March 5, 2015: A350 Launch Aid: Boeing and the US Trade Representative got in a big twist around 2006 when Airbus said it would accept more than $1bn in launch aid from Germany for the A350. At that time, the US and European Union had recently launched the international trade complaints before the World Trade Organization (WTO), but the A350 came after the complaint was filed and the WTO refused the US request to add it to the proceedings.
Germany, in a political snit, later said it would withhold part of the launch aid because Airbus hadn’t promised the number of jobs in connection with the program to Germany that politicians wanted.
This has now been resolved and Germany agreed to release the funds.
Long-time readers of this column know that I don’t like corporate welfare of any form, but I also recognize that as long as “Peter” does it, “Paul” must, too. Now that Airbus is more and more a true commercial company and not a predominately government-supported entity, I really, really don’t like launch aid.
But Washington State, where I live, ponied up $8.7bn in tax breaks (aka “subsidies”) to persuade Boeing to locate the 777X assembly and wing production here. The EU asked the WTO to look into these subsidies, the roots of which were found to be illegal in the earlier complaint case, and the WTO is doing a preliminary examination.
The entire topic of launch aid and tax breaks still gives me heartburn.
Emirates and the A380neo: First it was 100. Now it’s up to 200. Emirates Airline president Tim Clark has long said he’d buy 100 A380neos if Airbus builds them. Now he’s saying he’ll take up to 200.

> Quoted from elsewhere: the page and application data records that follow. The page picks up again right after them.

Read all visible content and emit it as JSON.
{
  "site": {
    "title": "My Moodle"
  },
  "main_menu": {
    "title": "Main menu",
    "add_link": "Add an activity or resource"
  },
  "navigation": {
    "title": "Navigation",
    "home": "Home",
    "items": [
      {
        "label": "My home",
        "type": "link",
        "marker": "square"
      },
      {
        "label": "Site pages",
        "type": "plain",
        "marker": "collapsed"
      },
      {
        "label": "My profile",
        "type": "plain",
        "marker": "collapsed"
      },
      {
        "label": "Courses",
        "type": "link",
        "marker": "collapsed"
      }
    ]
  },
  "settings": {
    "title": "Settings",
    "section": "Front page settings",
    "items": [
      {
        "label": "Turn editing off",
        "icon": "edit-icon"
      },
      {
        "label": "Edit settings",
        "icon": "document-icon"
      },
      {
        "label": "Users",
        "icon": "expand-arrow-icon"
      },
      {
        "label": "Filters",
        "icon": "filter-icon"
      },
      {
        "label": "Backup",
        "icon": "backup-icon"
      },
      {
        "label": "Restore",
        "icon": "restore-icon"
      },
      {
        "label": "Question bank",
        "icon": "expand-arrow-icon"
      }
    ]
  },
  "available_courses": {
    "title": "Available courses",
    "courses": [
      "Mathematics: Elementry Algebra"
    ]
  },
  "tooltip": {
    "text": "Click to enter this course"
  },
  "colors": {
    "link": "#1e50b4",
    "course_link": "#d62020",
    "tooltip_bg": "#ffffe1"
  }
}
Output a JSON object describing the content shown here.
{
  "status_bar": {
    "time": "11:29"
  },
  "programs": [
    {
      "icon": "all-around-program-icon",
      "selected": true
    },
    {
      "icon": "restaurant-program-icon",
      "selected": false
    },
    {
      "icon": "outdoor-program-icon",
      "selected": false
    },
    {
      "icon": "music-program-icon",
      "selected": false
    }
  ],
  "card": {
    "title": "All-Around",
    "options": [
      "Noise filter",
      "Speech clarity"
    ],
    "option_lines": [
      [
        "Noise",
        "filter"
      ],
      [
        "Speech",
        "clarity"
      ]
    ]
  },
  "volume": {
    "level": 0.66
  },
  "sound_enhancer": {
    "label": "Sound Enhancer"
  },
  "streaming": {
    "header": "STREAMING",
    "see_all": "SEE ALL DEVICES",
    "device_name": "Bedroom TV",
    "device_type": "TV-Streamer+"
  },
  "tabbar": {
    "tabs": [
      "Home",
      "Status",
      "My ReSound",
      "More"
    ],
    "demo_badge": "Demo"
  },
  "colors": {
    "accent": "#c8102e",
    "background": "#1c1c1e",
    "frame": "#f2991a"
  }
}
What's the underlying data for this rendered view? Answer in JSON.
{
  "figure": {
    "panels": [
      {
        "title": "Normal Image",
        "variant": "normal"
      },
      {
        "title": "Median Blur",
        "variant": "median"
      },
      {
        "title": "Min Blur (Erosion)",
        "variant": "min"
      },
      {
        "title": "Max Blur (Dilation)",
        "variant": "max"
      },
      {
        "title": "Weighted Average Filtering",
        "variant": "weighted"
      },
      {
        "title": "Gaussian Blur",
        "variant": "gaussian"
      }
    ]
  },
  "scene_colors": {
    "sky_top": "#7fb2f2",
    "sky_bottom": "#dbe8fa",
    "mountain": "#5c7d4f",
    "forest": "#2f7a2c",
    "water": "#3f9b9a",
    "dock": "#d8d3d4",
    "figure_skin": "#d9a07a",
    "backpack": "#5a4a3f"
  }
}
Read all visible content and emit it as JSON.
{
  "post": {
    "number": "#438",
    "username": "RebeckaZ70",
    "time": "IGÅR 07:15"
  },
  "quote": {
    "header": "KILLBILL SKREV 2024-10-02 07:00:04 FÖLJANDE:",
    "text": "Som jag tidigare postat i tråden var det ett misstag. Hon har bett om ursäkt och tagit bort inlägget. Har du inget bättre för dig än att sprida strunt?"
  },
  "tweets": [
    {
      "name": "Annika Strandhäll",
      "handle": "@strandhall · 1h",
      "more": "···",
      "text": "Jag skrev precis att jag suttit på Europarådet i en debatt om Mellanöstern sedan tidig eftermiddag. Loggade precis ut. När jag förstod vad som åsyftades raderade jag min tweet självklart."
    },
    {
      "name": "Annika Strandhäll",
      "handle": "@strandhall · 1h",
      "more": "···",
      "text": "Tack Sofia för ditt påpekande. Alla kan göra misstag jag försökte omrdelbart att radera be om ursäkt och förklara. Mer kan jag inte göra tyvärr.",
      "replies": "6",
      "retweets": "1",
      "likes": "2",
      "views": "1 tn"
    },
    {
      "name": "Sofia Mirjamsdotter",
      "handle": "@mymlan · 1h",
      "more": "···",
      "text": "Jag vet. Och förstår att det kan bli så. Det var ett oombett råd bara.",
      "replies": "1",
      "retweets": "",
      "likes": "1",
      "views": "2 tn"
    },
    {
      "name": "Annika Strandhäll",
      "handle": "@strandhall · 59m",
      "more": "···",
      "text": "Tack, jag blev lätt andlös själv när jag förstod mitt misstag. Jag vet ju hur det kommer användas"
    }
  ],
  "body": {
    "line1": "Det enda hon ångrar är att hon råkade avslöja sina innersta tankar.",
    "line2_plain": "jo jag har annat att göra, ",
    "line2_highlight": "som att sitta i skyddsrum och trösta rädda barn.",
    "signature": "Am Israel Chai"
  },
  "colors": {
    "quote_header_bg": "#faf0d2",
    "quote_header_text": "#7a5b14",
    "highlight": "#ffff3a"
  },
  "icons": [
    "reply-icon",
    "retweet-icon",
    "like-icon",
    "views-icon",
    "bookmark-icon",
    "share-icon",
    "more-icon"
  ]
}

No doubt critics Richard Aboulafia and George Hamlin will still say this is a dumb idea, especially since “only one” airline wants the airplanes. (We all have a good natured poking among us on this topic.) For Airbus, a sale is a sale and it now has a near monopoly on the Very Large Aircraft sector with the Boeing 747-8I all-but-dead. Our Market Intelligence indicates Rolls-Royce as yet is the likely the engine supplier. RR will pay for the vast majority of the research-and-development of the re-engining, meaning little investment by Airbus. For RR, the basic core architecture of the new engine will be applied to future, smaller engines so the R&D costs get spread around.
If RR is the supplier, the A380neo concept should be viewed in a much broader picture than skeptics have done so far.
On the other hand, if Engine Alliance finds a way to step up–a tall task, I think–then the business case of re-enginging the A380 becomes more problematic for the engine OEM.
In the meantime: Emirates is also ready to compete the A350 against the Boeing 787 for 50-70 aircraft.
Readers will recall that Emirates last June cancelled its order for 70 A350s, much to the glee of Boeing and embarrassment of Airbus. The cancellation, along with Emirates and other Middle Eastern airlines firming up more than 200 777X orders, gave Boeing a lopsided win in 2014 for widebody orders. With these anomalies in the past, this year will be interesting in the number of widebody sales. Year-to-date, Boeing has six and Airbus five widebody orders, so this Emirates competition is going to be hard-fought. While Tim Clark has previously said there will be no nexus between this and the A380neo order, Airbus will be in a position to offer a deal that has cross-connections, as will RR. Boeing said it’s not offering 100 747-8s to Emirates, but GE made the pitch. LNC considers it highly unlikely that Emirates will buy any 747-8s—EK will prefer the 777-9—so Boeing will essentially be going it alone with the 787.
I’ll place my money on Airbus winning the A350-787 bake-off.
Qatar and CS300: Akbar Al-Baker, CEO of Qatar Airways, says he’s no longer interested in the Bombardier CSeries because of the delays in the program. His on-off-on-off interest in the airplane makes his latest statement suspect, but Bombardier is better off without this mercurial CEO as a customer.
MAS MH370: It’s been one year since Malaysia Airlines System flight MH370 disappeared on a flight from Indonesia to China. I said then and I still believe now: this was a criminal act, not a hypoxia, not a mechanical failure, not a fire.
ISTAT: The huge conference in the US organized by the International Society of Transport Aircraft Traders is Monday and Tuesday in Phoenix. I’ll be there, reporting throughout the event.
Pontifications: From the Urban Dictionary: